After a lot of work, I now have this blog set the way I want (mainly). The process has been deeply frustrating, reminiscent of Sometimes I Hate Technology, and illustrative of how I burnout — over-invested in life being the way I want to be, as compared with how it is.
Burnout. A common phenomenon about which much has been written, but what is it really? It is actually quite simple to describe, and often difficult to resolve, as I well know from my own personal experience (which I will describe shortly).
Burnout occurs when I am overly invested in outcomes I cannot control — sooner or later, I become exhausted, and I call it burnout. Burnout therefore is a measure of the extent that I have not accepted my own powerlessness in life.
What I can control
There are certain things I can control: with discipline, I can control my own behaviors. To a limited extent, I can control my own thoughts and emotions. That is about it. That is actually a lot, because thereupon I can influence others, and I can modify situations. What I cannot control is what other people think, feel, and do in response to me. As noted, I can influence these aspects of life, but after 25 years as a therapist, I am very aware that I cannot consistently and repeatedly get others to do what they do not want to do — I get resistance, and I get sabotaged. And as a result, I eventually get exhausted.

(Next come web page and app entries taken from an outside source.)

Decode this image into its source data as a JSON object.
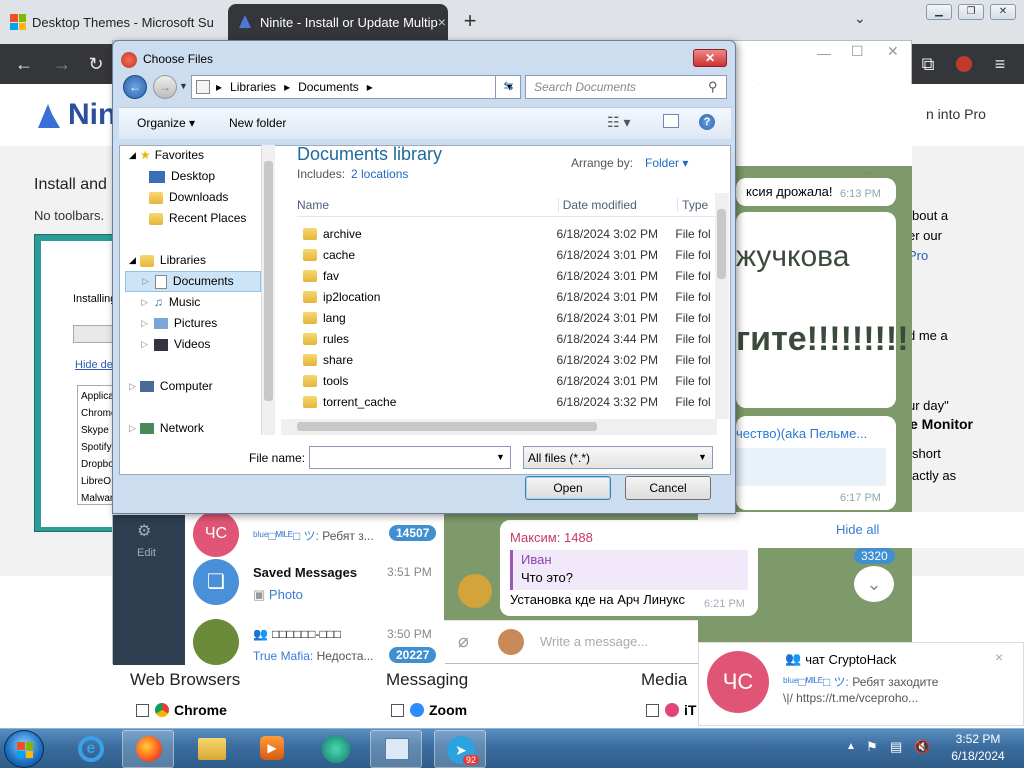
{
  "browser": {
    "tabs": [
      {
        "title": "Desktop Themes - Microsoft Su",
        "active": false
      },
      {
        "title": "Ninite - Install or Update Multip",
        "active": true
      }
    ],
    "new_tab_label": "+",
    "tab_search_icon": "chevron-down-icon",
    "accent": "#35363a"
  },
  "ninite": {
    "logo_text": "Nini",
    "header_right": "n into Pro",
    "install_heading": "Install and",
    "subline": "No toolbars.",
    "right_texts": [
      "bout a",
      "er our",
      "Pro",
      "d me a",
      "ur day\"",
      "e Monitor",
      "short",
      "actly as"
    ],
    "installer": {
      "status": "Installing",
      "link": "Hide de",
      "apps": [
        "Applica",
        "Chrome",
        "Skype",
        "Spotify",
        "Dropbo",
        "LibreO",
        "Malwar"
      ]
    },
    "sections": [
      {
        "title": "Web Browsers",
        "item": "Chrome"
      },
      {
        "title": "Messaging",
        "item": "Zoom"
      },
      {
        "title": "Media",
        "item": "iT"
      }
    ]
  },
  "telegram": {
    "edit_label": "Edit",
    "chats": [
      {
        "avatar": "ЧС",
        "avatar_color": "#e05575",
        "name": "",
        "preview_sender": "ᵇˡᵘᵉ□ᴹᴵᴸᴱ□ ツ:",
        "preview": "Ребят з...",
        "badge": "14507",
        "time": ""
      },
      {
        "avatar": "",
        "avatar_color": "#4a90d9",
        "name": "Saved Messages",
        "preview_sender": "",
        "preview": "Photo",
        "badge": "",
        "time": "3:51 PM"
      },
      {
        "avatar": "",
        "avatar_color": "#6b8a3a",
        "name": "□□□□□□-□□□",
        "preview_sender": "True Mafia:",
        "preview": "Недоста...",
        "badge": "20227",
        "time": "3:50 PM"
      }
    ],
    "messages": {
      "m1": "ксия дрожала!",
      "m1_time": "6:13 PM",
      "sticker1": "жучкова",
      "sticker2": "гите!!!!!!!!!",
      "link_text": "чество)(aka Пельме...",
      "m2_time": "6:17 PM",
      "reply_sender": "Максим: 1488",
      "reply_name": "Иван",
      "reply_text": "Что это?",
      "reply_body": "Установка кде на Арч Линукс",
      "reply_time": "6:21 PM"
    },
    "scroll_badge": "3320",
    "input_placeholder": "Write a message...",
    "hide_all": "Hide all",
    "notification": {
      "avatar": "ЧС",
      "title": "чат CryptoHack",
      "sender": "ᵇˡᵘᵉ□ᴹᴵᴸᴱ□ ツ:",
      "text": "Ребят заходите",
      "text2": "\\|/ https://t.me/vceproho...",
      "close": "×"
    }
  },
  "dialog": {
    "title": "Choose Files",
    "breadcrumb": [
      "Libraries",
      "Documents"
    ],
    "search_placeholder": "Search Documents",
    "organize": "Organize",
    "new_folder": "New folder",
    "library_title": "Documents library",
    "includes_label": "Includes:",
    "includes_link": "2 locations",
    "arrange_label": "Arrange by:",
    "arrange_value": "Folder",
    "nav": {
      "favorites": "Favorites",
      "fav_items": [
        "Desktop",
        "Downloads",
        "Recent Places"
      ],
      "libraries": "Libraries",
      "lib_items": [
        "Documents",
        "Music",
        "Pictures",
        "Videos"
      ],
      "computer": "Computer",
      "network": "Network"
    },
    "columns": [
      "Name",
      "Date modified",
      "Type"
    ],
    "files": [
      {
        "name": "archive",
        "date": "6/18/2024 3:02 PM",
        "type": "File fol"
      },
      {
        "name": "cache",
        "date": "6/18/2024 3:01 PM",
        "type": "File fol"
      },
      {
        "name": "fav",
        "date": "6/18/2024 3:01 PM",
        "type": "File fol"
      },
      {
        "name": "ip2location",
        "date": "6/18/2024 3:01 PM",
        "type": "File fol"
      },
      {
        "name": "lang",
        "date": "6/18/2024 3:01 PM",
        "type": "File fol"
      },
      {
        "name": "rules",
        "date": "6/18/2024 3:44 PM",
        "type": "File fol"
      },
      {
        "name": "share",
        "date": "6/18/2024 3:02 PM",
        "type": "File fol"
      },
      {
        "name": "tools",
        "date": "6/18/2024 3:01 PM",
        "type": "File fol"
      },
      {
        "name": "torrent_cache",
        "date": "6/18/2024 3:32 PM",
        "type": "File fol"
      }
    ],
    "file_name_label": "File name:",
    "file_name_value": "",
    "filter_value": "All files (*.*)",
    "open_label": "Open",
    "cancel_label": "Cancel"
  },
  "taskbar": {
    "time": "3:52 PM",
    "date": "6/18/2024",
    "telegram_badge": "92"
  }
}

Especially in the nature of global warming, the incidence of burnout will be high. The dominator forces that have created this dilemma are so powerful and so ingrained in our species that it is very easy to get caught in wanting the problem to be solved. And it is the nature of super-wicked problems that every step forward seems to be followed by two steps backwards.
So what is the resolution that is needed? Effective leadership — effective leadership of myself by myself, and to the extent that I can influence others, effective leadership of others by me. One of the books that made this clear for me was Leaders: Strategies for Taking Charge by Bennis and Nanus. They listed four characteristics of good leaders:
- they create attention through vision, their own vision of where the group is to go;
- they create meaning through communication — they frame their vision in a compelling fashion, attracting and enlisting the support of followers;
- they create trust through positioning — they persist in their vision despite the sabotage that [always] occurs; and
- they lead others — they manage themselves, through focus on the positive aspects that they either can control, or can generate within themselves.
From another sources (The Success Principles), Canfield describes this succinctly as
High intention, low attachment.
I’ll have more to say in Part 2.
Bennis, W., & Nanus, B. (1985). Leaders: Strategies for taking charge. New York, NY: HarperCollins Publishers.
Canfield, J., & Switzer, J. (2005). The success principles: How to get from where you are to where you want to be. New York, NY: HarperCollins Publishers.
2 thoughts on “The Nature of Burnout, Part 1”
“Burnout therefore is a measure of the extent that I have not accepted my own powerlessness in life” wow- what great insight! This article is incredibly profound and helpful. High intention, low attachment. It reminds me of one of my favorite professors teaching on parenting- to parent with “benevolent disinterest”. Live with love and intention but low attachment to outcomes. Thanks Dave.
Thanks, Don. Good confirmation of my thoughts.